Kenya’s Biggest Ever Lotto Winner to Turn Sh100mn Cheque Into Golden Goose
By Olive Burrows
Nairobi — Cash windfalls in the hundreds of millions is often the stuff that sweet dreams are made of but for Geoffrey Kung’u, on December 31, it ceased being a reality one could only dream of when he won Sh100 million playing the lottery.
And so it was that he came to say “Lotto sio ndoto,” over and over again at the formal cheque presentation on Thursday.
It would have been hard to pick the 41-year-old potato and cabbage farmer out of a crowd at the event just going by the matching jeans shirt and trouser he had on with a hooded jacket thrown over but it’s not every day that a person wins Sh100 million; in fact before Kung’u, never before in Kenya’s 50 year history.
He was therefore ushered into the venue, a Nairobi hotel, by an entourage of dancers who led him, his wife and their two children – in matching hooded jackets – to their seats with a security detail behind them.
The muscle was hard to miss given their dark suits, dark glasses and ear pieces jutting out.
“With God,” however, Kung’u told Capital FM News, he had nothing to fear but he did admit to an “unease” about the whole thing.
You see before the night of Saturday, December 31, Kung’u was just a man on a tractor playing the Lotto lottery odds on his cell phone, behind his wife’s back, as he ploughed his seven acres, two on rent.
A couple of days later, he not only has the will but the means to buy hundreds of acres more and so his sense of disbelief at the enormity of it all, is understandable.
“When I got the call informing me of my win, the family cautioned me against getting too excited as it might be conmen from Kawangware.”
Still, he says, he had a “feeling” the third time he played that Saturday that he was in it to win it.
The lethargy he’d felt getting up that morning to tend to his farm in Nyandarua, he says, is what prompted him to play.
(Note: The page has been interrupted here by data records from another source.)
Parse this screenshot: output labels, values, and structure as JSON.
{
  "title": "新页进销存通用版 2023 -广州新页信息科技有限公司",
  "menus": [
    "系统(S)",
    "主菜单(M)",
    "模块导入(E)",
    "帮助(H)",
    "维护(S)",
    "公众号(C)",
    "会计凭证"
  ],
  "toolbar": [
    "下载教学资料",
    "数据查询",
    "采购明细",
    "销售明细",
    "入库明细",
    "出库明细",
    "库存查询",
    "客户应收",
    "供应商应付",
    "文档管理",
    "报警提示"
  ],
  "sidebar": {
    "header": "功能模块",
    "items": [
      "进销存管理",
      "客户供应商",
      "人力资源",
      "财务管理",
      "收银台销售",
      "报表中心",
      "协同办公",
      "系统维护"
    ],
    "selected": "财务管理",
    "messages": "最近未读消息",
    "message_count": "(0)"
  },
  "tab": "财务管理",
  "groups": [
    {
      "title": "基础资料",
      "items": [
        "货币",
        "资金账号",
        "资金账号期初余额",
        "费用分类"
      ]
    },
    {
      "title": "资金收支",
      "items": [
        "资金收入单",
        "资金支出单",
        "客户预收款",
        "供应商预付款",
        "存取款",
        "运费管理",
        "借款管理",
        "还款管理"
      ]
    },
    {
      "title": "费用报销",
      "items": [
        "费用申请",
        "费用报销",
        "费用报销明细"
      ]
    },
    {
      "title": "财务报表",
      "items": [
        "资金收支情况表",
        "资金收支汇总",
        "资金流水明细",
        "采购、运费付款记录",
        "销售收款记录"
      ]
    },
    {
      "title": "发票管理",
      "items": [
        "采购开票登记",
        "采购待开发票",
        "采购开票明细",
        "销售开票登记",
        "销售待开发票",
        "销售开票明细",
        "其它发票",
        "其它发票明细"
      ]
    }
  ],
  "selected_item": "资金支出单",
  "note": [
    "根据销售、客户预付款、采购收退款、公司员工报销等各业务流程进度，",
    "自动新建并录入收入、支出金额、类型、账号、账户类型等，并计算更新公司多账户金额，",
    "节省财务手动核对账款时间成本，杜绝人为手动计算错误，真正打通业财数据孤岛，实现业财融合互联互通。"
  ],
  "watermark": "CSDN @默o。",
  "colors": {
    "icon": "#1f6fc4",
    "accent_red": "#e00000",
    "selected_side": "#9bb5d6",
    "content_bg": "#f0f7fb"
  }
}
He’d done so 33 times before then, having first started in April of last year.
So it was that he turned out third time lucky; making a handsome return on the Sh1,800 he’d spent on Lotto that far. “But I wasn’t just betting on Lotto,” he makes clear.
And while his disbelief becomes evident when he makes reference to his winnings as Sh100,000 as opposed to Sh100 million or more accurately Sh80 million after tax, he makes clear that he’s not so blinded by the cash as to be easily taken advantage of.
“Cause I don’t want to be disturbed by so many people calling me, giving me this and this and this so definitely I’m going to change my number. At this particular moment I’m mteja. Gachugua system I don’t want. For the coming months I’ll be a billionaire not a millionaire.”
In fact, he says, he wishes Lotto hadn’t made such a ruckus about his win when they visited his home, caravan in tow, on January 1. “Hiyo ilikuwa mambo ya nyumbani.”